That’s an order.
I wish it were that easy. Don’t get me wrong, considering the dry spring we’re having, this is the best I’ve ever done in my “little garden that could.” I don’t have very much of anything and a few things never “took,” but I wasn’t really expecting us to survive on my agriculture. I planted it to learn and I’m definitely doing that. So far this year, I’ve learned:
-not to plant herbs without being sure they aren’t too aggressive (bee balm,)
-and not to forget to water the potatoes,
-and that some plants bought at the grocery store may actually not be hybrid and will spread seeds everywhere (tomatillos),
-and rosemary bushes have a few good years on them before they need to be replaced or else the grasshoppers kill them,
-and how to properly prune a grapevine,
-and Grasshoppers, die!
I’ve got a few peppers, enough tomatoes for salad and sandwiches, a smattering of tom thumb peas (snow peas), grapes coming, squash coming, onion, and all the good herbs.

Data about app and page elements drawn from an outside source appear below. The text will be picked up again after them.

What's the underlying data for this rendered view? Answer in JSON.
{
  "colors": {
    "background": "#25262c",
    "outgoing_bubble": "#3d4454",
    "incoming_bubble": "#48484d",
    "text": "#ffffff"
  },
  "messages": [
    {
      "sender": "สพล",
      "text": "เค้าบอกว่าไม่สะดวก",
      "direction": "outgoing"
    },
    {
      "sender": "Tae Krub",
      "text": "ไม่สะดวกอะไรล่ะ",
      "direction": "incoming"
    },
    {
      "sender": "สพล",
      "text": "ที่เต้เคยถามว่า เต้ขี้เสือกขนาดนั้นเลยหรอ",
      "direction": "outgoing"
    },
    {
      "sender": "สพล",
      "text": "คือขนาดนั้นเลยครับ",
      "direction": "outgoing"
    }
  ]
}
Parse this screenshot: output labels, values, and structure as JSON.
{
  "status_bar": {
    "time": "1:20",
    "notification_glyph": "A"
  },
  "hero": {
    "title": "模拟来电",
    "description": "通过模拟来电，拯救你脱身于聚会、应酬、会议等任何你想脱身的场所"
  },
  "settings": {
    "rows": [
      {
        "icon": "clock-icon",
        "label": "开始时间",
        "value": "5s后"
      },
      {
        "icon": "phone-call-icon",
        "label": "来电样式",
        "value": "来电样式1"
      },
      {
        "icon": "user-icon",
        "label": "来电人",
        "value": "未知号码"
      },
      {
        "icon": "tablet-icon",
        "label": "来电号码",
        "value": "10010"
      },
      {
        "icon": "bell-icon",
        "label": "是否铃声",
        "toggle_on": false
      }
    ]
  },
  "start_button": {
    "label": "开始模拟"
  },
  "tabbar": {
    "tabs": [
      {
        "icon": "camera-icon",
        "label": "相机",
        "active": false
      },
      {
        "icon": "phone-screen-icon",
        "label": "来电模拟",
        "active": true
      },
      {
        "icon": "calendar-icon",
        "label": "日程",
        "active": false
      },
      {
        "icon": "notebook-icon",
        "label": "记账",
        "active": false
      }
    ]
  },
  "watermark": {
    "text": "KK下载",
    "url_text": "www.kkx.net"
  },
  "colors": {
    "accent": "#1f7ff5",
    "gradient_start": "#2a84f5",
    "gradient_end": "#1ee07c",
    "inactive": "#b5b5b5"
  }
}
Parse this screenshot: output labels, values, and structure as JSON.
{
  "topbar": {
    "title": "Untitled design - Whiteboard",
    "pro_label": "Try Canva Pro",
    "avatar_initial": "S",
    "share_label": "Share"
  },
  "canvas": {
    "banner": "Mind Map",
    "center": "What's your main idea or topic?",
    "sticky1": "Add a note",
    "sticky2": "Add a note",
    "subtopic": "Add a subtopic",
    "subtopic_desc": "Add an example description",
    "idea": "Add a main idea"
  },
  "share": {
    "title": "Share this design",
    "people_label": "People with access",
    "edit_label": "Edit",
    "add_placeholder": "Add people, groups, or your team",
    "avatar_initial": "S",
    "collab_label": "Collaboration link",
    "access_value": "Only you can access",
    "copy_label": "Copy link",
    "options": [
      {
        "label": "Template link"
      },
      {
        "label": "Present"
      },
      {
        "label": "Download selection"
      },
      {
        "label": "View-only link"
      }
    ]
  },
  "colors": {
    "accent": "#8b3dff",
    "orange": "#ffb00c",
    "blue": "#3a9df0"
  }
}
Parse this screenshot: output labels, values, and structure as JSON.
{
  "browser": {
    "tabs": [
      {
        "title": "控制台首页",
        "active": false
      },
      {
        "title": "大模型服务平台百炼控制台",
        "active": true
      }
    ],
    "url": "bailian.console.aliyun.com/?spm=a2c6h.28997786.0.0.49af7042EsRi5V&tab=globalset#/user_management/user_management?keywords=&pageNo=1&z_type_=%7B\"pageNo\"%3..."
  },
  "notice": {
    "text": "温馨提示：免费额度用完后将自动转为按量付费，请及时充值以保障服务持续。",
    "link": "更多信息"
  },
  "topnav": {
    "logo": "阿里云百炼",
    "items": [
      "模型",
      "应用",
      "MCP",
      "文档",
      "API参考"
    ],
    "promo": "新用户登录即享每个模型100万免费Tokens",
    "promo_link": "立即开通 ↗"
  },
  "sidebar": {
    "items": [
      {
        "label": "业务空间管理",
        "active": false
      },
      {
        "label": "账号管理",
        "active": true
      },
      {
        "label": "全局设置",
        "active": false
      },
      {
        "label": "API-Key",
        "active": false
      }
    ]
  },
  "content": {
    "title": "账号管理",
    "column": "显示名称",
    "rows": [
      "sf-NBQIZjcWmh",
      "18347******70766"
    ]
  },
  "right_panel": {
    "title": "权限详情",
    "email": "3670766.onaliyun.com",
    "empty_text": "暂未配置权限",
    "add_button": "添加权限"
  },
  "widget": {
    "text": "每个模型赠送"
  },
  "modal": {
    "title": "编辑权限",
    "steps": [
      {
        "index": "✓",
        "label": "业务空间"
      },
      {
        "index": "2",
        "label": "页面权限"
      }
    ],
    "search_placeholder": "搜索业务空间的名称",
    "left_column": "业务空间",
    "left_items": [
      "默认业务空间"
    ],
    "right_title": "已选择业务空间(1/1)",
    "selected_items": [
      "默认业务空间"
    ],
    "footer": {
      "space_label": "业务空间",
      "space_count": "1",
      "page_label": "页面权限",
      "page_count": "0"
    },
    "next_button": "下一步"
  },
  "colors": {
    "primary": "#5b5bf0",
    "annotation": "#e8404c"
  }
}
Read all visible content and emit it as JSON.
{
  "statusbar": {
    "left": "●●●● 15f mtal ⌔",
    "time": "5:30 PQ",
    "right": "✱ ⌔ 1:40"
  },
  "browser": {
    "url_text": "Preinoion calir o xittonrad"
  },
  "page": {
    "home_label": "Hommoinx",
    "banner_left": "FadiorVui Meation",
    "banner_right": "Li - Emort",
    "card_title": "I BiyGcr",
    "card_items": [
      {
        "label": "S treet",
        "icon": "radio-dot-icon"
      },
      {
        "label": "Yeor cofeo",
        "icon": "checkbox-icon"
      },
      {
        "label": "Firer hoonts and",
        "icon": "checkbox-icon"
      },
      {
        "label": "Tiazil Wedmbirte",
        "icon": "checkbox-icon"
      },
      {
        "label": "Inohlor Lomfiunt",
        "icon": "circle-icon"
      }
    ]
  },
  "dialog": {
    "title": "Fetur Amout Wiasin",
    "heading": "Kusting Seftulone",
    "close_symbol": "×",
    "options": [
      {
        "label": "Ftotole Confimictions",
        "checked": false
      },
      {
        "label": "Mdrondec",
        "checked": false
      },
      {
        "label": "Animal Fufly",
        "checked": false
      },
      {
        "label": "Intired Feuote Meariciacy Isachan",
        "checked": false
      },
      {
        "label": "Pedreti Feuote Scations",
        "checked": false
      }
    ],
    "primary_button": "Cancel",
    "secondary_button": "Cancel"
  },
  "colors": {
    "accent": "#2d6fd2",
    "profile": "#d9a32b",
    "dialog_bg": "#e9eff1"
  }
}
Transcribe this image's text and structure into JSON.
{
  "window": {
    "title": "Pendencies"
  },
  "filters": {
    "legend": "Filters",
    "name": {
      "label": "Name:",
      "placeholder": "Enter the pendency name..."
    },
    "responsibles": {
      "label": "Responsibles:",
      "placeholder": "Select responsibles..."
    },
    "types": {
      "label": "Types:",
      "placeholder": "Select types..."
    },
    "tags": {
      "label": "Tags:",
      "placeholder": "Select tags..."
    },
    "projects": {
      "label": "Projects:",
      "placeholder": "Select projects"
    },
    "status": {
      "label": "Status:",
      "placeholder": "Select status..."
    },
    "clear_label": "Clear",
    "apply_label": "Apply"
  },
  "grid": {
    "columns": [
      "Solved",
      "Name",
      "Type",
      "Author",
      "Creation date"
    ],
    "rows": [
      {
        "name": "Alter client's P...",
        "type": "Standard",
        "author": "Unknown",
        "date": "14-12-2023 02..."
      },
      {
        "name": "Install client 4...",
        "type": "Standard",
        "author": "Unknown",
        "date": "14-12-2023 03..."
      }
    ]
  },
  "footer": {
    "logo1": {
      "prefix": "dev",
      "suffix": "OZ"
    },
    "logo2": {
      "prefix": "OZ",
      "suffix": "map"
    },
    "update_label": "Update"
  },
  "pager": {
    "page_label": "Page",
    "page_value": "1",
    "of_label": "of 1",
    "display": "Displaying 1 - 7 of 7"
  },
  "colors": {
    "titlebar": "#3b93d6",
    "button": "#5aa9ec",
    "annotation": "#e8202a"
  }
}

Even The Great Potato Experiment Part Deux was technically more of a succes than last year’s. I had like 4 normal sized red potatoes instead of 3 mini ones. That was totally my fault for planting late and forgetting to water them. We had zero spring temperatures, so there was no time to grow them, stack a tire on and grow some more, etc. I truly think this is a great idea for planting potatoes in a small space, especially in a cooler climate, and next year I will be more attentive to them.
Good work! I am impressed with it all; especially the grapes.
Thank you, I'm always happy when something works, even if it is just a bowlful of something. Practice for a big garden one day.